Between 2002 and 2005, a serial killer who became known as the West Mesa Bone Collector murdered and buried 11 women in the outskirts of Albuquerque, New Mexico. To this day, law enforcement officials have been unable to discover the true identity of the murderer, despite the fact that they have a list of potential suspects, two of whom are already dead. The stuff of a mystery television show, the Bone Collector's saga will leave you with goosebumps.
All of the West Mesa Bone Collector's victims fall between the ages of 15 and 32, fit a specific profile, were suspected to be involved in the Albuquerque drug scene, and worked as prostitutes. Like many other infamous unsolved murders, the true identity of the West Mesa Bone Collector remains a mystery due to a lack of new evidence, and it's likely that these crimes will remain unsolved until someone comes forward. Until then, this is everything we know about the West Mesa Bone Collector.
When a collection of bodies was discovered in the desert outside of Albuquerque, NM, it wasn't just the number of bodies that were found that stunned investigators, but the way in which they were buried. The bodies of 11 women and one unborn child were found not in a single mass grave, but rather they were found scattered across a desolate, empty plot of land.
Because of this, it took law enforcement officials quite some time to recover all of the bodies.

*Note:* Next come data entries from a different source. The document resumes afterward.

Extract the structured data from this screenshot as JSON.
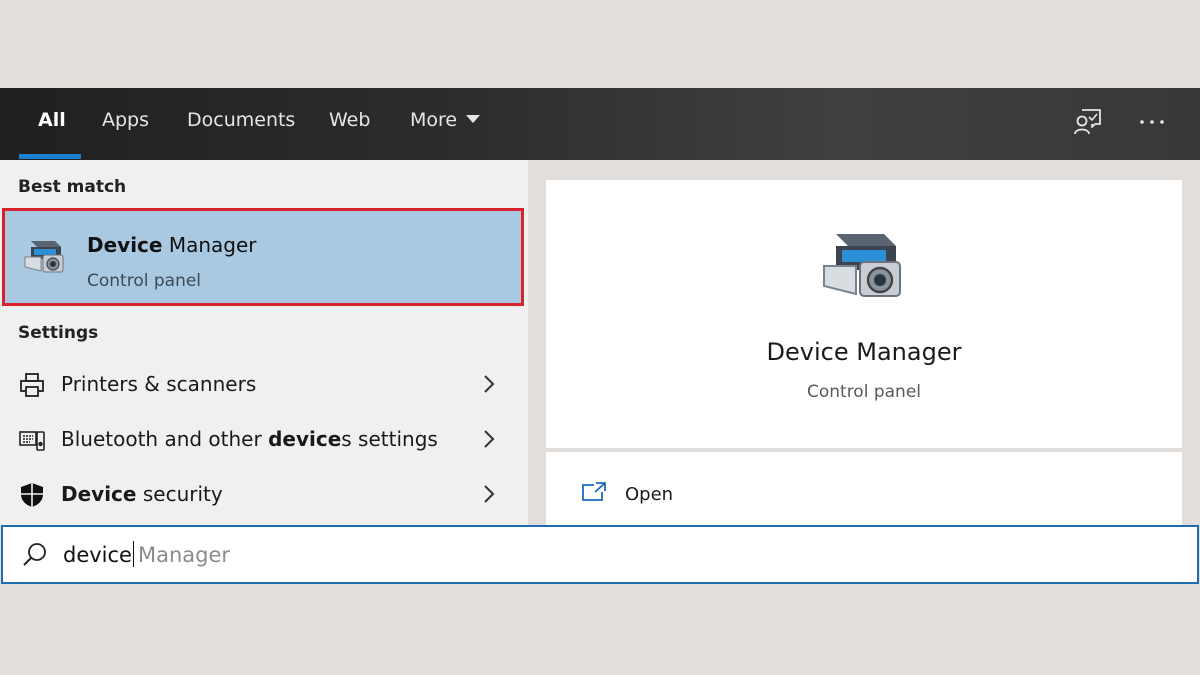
{
  "tabs": [
    {
      "label": "All",
      "active": true
    },
    {
      "label": "Apps"
    },
    {
      "label": "Documents"
    },
    {
      "label": "Web"
    },
    {
      "label": "More"
    }
  ],
  "top_icons": [
    "feedback-icon",
    "more-options-icon"
  ],
  "best_match": {
    "header": "Best match",
    "title_bold": "Device",
    "title_rest": " Manager",
    "subtitle": "Control panel",
    "icon": "device-manager-icon"
  },
  "settings": {
    "header": "Settings",
    "items": [
      {
        "icon": "printer-icon",
        "label_pre": "Printers & scanners",
        "label_bold": "",
        "label_post": ""
      },
      {
        "icon": "keyboard-speaker-icon",
        "label_pre": "Bluetooth and other ",
        "label_bold": "device",
        "label_post": "s settings"
      },
      {
        "icon": "shield-icon",
        "label_pre": "",
        "label_bold": "Device",
        "label_post": " security"
      }
    ]
  },
  "detail": {
    "title": "Device Manager",
    "subtitle": "Control panel",
    "actions": [
      {
        "label": "Open",
        "icon": "open-window-icon"
      }
    ]
  },
  "search": {
    "typed": "device",
    "suggestion": "Manager"
  },
  "colors": {
    "accent": "#1a80d0",
    "selection": "#a9c9e3",
    "highlight_border": "#d8232a"
  }
}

Then, they started the arduous process of identifying each of them, quickly coming to realized that many of them had been missing for years. By the end of their investigation, the bodies of 11 women had been identified: Jamie Barela, Monica Candelaria, Victoria Chavez, Virginia Cloven, Syllania Edwards, Cinnamon Elks, Doreen Marquez, Julie Nieto, Veronica Romero, Evelyn Salazar, and Michelle Valdez.
Lorenzo Montoya had a rather suspicious criminal background. He not only lived near the burial site, but he was arrested in 1999 for attempting to strangle a prostitute that he'd picked up and taken to a secluded area. In 2006, Montoya died after the boyfriend of Sherick Hill, another prostitute, murdered him. Montoya had hired Hill, and then tied her up and strangled her. But when she didn't emerge from Montoya's home at the time she said she would, her boyfriend, whom she'd brought with her, approached the house and killed Montoya in self-defense. Suspiciously, the West Mesa murders stopped after Montoya was killed, leading the authorities to conclude that he may have been the killer.
When law enforcement officials began searching for other bodies strewn across the plot of land in West Mesa, they had compiled a list of 20 potential victims. All of those women had been missing for some time, and they all shared characteristics with the known victims. Of that list, 11 were found buried in the serial killer's dumping ground, and 3 others were luckily found still alive. However, the remaining 6, all of whom remain unnamed even though their pictures are available, are still missing, and might have fallen prey to the murderer as well.
The West Mesa burial ground was first discovered in February, 2009, by a woman who lived in the area. Allegedly, she had been out walking her dog in this particular 92-acre deserted scrubland known as West Mesa - a section of Albuquerque, NM - when she came across a bone sticking out of the ground and promptly called the police.